-------- MATERIAL SHOWN --------

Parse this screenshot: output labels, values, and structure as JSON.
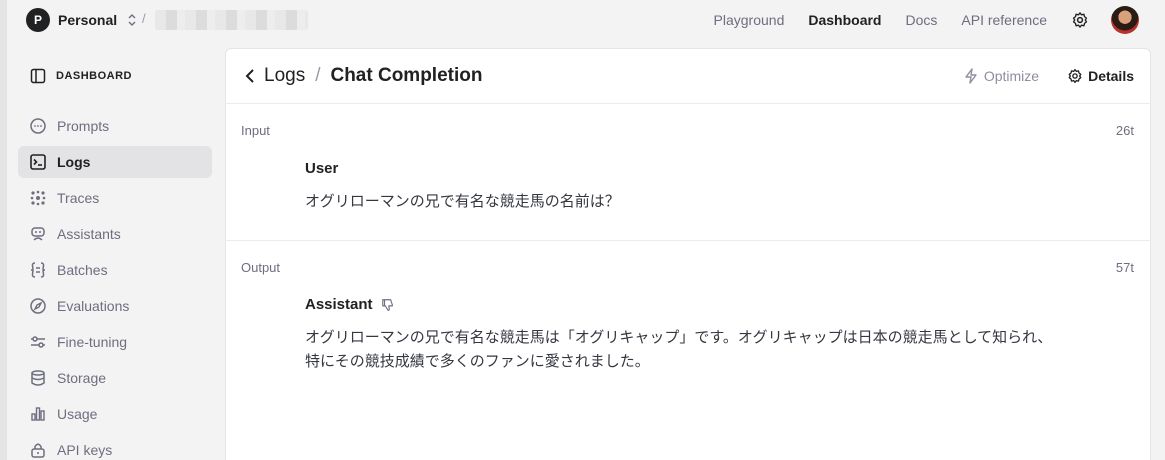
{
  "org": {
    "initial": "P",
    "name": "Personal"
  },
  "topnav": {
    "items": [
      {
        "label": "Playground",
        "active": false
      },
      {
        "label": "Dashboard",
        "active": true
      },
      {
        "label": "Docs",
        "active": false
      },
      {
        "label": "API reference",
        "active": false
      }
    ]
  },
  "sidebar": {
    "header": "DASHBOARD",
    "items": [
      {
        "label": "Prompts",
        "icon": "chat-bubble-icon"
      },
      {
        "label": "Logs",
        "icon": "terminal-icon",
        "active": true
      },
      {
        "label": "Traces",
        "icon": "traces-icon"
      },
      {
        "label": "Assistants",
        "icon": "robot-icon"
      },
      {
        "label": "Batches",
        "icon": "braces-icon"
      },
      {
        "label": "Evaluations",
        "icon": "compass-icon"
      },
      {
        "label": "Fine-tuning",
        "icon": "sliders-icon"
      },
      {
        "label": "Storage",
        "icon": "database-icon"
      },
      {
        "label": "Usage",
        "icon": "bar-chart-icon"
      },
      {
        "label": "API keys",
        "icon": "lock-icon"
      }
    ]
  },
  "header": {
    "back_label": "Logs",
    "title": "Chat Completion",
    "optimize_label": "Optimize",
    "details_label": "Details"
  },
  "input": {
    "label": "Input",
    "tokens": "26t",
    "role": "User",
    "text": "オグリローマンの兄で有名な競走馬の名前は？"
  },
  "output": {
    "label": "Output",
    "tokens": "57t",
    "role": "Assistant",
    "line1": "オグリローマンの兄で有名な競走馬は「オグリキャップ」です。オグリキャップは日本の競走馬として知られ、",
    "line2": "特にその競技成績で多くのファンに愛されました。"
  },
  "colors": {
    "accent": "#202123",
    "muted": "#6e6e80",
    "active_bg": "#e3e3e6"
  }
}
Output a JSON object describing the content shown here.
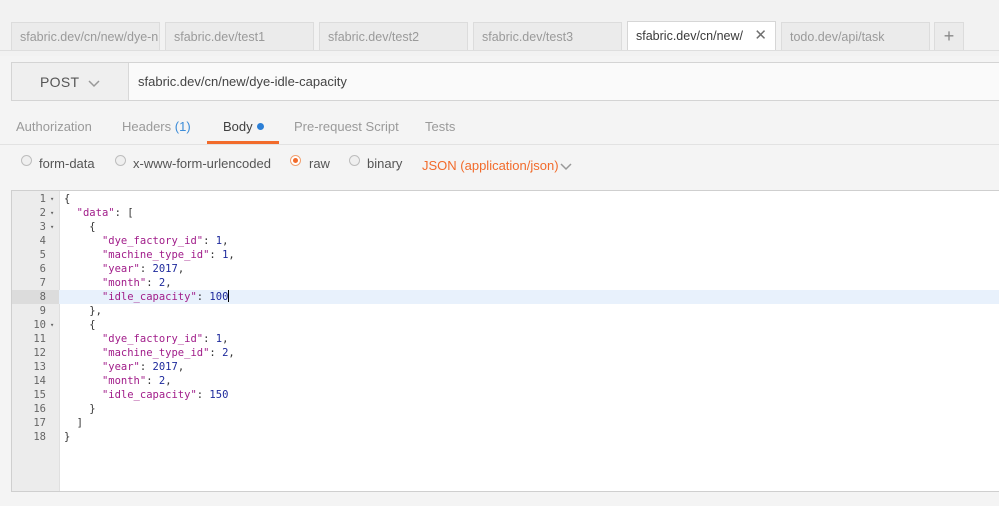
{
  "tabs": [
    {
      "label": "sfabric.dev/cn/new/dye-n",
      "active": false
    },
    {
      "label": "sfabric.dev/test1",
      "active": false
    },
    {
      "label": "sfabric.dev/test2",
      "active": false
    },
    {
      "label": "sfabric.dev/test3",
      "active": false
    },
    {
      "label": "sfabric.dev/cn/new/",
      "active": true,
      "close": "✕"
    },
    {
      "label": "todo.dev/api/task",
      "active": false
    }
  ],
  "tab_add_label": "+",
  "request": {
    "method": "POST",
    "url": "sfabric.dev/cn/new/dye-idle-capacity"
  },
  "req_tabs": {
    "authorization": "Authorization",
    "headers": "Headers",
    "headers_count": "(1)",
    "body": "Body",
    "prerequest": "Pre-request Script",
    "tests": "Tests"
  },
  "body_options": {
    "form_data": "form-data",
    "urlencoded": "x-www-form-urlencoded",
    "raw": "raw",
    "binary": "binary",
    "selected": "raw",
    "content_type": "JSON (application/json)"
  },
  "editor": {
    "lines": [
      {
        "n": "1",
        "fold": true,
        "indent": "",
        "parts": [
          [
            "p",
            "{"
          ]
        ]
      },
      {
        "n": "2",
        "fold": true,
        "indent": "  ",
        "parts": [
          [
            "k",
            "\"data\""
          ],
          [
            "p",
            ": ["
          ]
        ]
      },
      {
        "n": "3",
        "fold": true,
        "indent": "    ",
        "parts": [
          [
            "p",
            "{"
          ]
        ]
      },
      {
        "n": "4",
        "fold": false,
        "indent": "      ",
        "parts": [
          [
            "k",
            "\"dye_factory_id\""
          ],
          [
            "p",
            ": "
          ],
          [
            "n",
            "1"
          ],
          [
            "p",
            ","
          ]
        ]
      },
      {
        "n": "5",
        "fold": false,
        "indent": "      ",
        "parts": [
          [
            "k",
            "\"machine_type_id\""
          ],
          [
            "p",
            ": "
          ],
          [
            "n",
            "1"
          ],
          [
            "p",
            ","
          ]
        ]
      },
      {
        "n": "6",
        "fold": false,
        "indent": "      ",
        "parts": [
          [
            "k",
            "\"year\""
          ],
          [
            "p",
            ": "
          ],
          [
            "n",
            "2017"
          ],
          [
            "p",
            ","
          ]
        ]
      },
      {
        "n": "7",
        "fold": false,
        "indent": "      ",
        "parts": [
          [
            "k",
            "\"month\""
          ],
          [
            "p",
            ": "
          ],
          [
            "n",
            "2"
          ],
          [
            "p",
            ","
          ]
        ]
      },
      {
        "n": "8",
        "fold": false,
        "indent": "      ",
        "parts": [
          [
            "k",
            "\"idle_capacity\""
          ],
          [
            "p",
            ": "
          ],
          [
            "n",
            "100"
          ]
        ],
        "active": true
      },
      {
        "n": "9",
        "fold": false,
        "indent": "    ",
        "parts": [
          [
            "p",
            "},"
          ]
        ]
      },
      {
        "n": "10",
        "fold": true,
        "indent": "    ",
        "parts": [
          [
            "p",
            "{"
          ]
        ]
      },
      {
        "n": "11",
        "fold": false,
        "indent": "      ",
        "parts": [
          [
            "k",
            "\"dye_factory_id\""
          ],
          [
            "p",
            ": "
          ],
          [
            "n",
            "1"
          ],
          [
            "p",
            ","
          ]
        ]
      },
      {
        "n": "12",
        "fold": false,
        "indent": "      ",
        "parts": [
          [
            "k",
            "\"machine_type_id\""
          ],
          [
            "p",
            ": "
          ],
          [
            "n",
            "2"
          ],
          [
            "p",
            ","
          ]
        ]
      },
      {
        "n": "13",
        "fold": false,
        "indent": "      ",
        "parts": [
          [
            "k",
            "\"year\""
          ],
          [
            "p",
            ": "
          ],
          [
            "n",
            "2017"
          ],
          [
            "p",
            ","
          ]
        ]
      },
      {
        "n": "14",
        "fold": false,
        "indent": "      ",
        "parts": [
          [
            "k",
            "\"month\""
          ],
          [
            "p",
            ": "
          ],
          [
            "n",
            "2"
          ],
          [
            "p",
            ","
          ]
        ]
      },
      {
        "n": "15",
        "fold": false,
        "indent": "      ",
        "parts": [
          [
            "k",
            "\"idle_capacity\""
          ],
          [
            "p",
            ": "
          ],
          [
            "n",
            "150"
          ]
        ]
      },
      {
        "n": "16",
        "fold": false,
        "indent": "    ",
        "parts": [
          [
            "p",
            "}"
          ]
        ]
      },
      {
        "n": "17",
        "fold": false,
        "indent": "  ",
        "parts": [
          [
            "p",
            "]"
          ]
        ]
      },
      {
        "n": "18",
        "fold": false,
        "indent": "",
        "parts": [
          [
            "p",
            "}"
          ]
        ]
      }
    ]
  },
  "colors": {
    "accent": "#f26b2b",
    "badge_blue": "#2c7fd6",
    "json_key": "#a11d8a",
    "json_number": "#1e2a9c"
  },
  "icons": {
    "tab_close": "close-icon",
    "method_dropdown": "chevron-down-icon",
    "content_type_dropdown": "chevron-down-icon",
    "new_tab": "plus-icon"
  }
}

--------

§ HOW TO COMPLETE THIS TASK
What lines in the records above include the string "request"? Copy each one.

§ WRITTEN RESPONSE
  "request": {
    "prerequest": "Pre-request Script",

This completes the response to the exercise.